-- Supplied data follows --

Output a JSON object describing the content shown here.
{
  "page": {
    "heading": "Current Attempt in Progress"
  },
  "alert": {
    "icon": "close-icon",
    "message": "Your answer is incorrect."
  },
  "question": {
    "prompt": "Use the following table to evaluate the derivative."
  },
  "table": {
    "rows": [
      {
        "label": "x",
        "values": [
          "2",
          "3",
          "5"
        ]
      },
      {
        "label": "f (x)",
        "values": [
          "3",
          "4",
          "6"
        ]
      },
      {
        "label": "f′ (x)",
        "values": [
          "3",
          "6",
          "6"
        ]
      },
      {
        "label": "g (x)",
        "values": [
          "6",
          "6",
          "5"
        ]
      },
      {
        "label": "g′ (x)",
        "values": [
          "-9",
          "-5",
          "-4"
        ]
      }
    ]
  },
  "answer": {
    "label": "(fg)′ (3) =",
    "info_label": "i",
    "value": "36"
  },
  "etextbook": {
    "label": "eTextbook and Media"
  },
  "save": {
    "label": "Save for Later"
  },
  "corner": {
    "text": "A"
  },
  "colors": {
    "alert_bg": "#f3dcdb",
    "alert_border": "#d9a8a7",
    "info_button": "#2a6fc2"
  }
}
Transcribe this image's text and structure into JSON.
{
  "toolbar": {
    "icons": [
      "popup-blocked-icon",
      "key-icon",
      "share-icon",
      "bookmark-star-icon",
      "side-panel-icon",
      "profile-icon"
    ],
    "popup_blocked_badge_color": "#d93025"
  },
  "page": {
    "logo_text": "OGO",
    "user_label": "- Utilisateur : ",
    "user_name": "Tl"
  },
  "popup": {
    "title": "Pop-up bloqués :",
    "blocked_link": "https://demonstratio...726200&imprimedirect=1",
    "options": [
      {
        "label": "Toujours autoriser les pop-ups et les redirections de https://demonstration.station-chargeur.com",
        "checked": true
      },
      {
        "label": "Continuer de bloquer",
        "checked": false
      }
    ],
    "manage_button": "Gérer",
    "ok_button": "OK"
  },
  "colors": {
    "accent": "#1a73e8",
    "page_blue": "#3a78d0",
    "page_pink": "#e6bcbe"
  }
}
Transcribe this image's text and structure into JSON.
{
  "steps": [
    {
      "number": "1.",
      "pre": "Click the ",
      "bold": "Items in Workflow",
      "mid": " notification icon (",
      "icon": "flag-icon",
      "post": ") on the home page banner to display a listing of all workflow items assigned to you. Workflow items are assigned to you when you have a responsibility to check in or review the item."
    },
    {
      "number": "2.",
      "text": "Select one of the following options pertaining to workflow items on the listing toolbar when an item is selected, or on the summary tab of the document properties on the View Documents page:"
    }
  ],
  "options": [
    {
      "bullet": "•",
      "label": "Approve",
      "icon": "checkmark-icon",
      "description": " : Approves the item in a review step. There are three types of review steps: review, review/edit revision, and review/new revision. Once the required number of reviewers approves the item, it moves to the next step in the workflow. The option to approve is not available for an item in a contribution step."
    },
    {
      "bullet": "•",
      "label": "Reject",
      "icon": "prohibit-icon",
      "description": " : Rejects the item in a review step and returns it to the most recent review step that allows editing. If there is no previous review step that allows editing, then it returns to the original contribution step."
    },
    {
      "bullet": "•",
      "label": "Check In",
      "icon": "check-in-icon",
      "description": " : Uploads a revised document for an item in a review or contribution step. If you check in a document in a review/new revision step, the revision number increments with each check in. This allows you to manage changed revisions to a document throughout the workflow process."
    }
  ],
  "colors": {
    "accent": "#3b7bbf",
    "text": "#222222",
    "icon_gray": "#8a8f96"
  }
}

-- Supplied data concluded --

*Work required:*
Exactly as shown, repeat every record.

*Output of the task:*
Output a JSON object describing the content shown here.
{
  "page": {
    "heading": "Current Attempt in Progress"
  },
  "alert": {
    "icon": "close-icon",
    "message": "Your answer is incorrect."
  },
  "question": {
    "prompt": "Use the following table to evaluate the derivative."
  },
  "table": {
    "rows": [
      {
        "label": "x",
        "values": [
          "2",
          "3",
          "5"
        ]
      },
      {
        "label": "f (x)",
        "values": [
          "3",
          "4",
          "6"
        ]
      },
      {
        "label": "f′ (x)",
        "values": [
          "3",
          "6",
          "6"
        ]
      },
      {
        "label": "g (x)",
        "values": [
          "6",
          "6",
          "5"
        ]
      },
      {
        "label": "g′ (x)",
        "values": [
          "-9",
          "-5",
          "-4"
        ]
      }
    ]
  },
  "answer": {
    "label": "(fg)′ (3) =",
    "info_label": "i",
    "value": "36"
  },
  "etextbook": {
    "label": "eTextbook and Media"
  },
  "save": {
    "label": "Save for Later"
  },
  "corner": {
    "text": "A"
  },
  "colors": {
    "alert_bg": "#f3dcdb",
    "alert_border": "#d9a8a7",
    "info_button": "#2a6fc2"
  }
}
Transcribe this image's text and structure into JSON.
{
  "toolbar": {
    "icons": [
      "popup-blocked-icon",
      "key-icon",
      "share-icon",
      "bookmark-star-icon",
      "side-panel-icon",
      "profile-icon"
    ],
    "popup_blocked_badge_color": "#d93025"
  },
  "page": {
    "logo_text": "OGO",
    "user_label": "- Utilisateur : ",
    "user_name": "Tl"
  },
  "popup": {
    "title": "Pop-up bloqués :",
    "blocked_link": "https://demonstratio...726200&imprimedirect=1",
    "options": [
      {
        "label": "Toujours autoriser les pop-ups et les redirections de https://demonstration.station-chargeur.com",
        "checked": true
      },
      {
        "label": "Continuer de bloquer",
        "checked": false
      }
    ],
    "manage_button": "Gérer",
    "ok_button": "OK"
  },
  "colors": {
    "accent": "#1a73e8",
    "page_blue": "#3a78d0",
    "page_pink": "#e6bcbe"
  }
}
Transcribe this image's text and structure into JSON.
{
  "steps": [
    {
      "number": "1.",
      "pre": "Click the ",
      "bold": "Items in Workflow",
      "mid": " notification icon (",
      "icon": "flag-icon",
      "post": ") on the home page banner to display a listing of all workflow items assigned to you. Workflow items are assigned to you when you have a responsibility to check in or review the item."
    },
    {
      "number": "2.",
      "text": "Select one of the following options pertaining to workflow items on the listing toolbar when an item is selected, or on the summary tab of the document properties on the View Documents page:"
    }
  ],
  "options": [
    {
      "bullet": "•",
      "label": "Approve",
      "icon": "checkmark-icon",
      "description": " : Approves the item in a review step. There are three types of review steps: review, review/edit revision, and review/new revision. Once the required number of reviewers approves the item, it moves to the next step in the workflow. The option to approve is not available for an item in a contribution step."
    },
    {
      "bullet": "•",
      "label": "Reject",
      "icon": "prohibit-icon",
      "description": " : Rejects the item in a review step and returns it to the most recent review step that allows editing. If there is no previous review step that allows editing, then it returns to the original contribution step."
    },
    {
      "bullet": "•",
      "label": "Check In",
      "icon": "check-in-icon",
      "description": " : Uploads a revised document for an item in a review or contribution step. If you check in a document in a review/new revision step, the revision number increments with each check in. This allows you to manage changed revisions to a document throughout the workflow process."
    }
  ],
  "colors": {
    "accent": "#3b7bbf",
    "text": "#222222",
    "icon_gray": "#8a8f96"
  }
}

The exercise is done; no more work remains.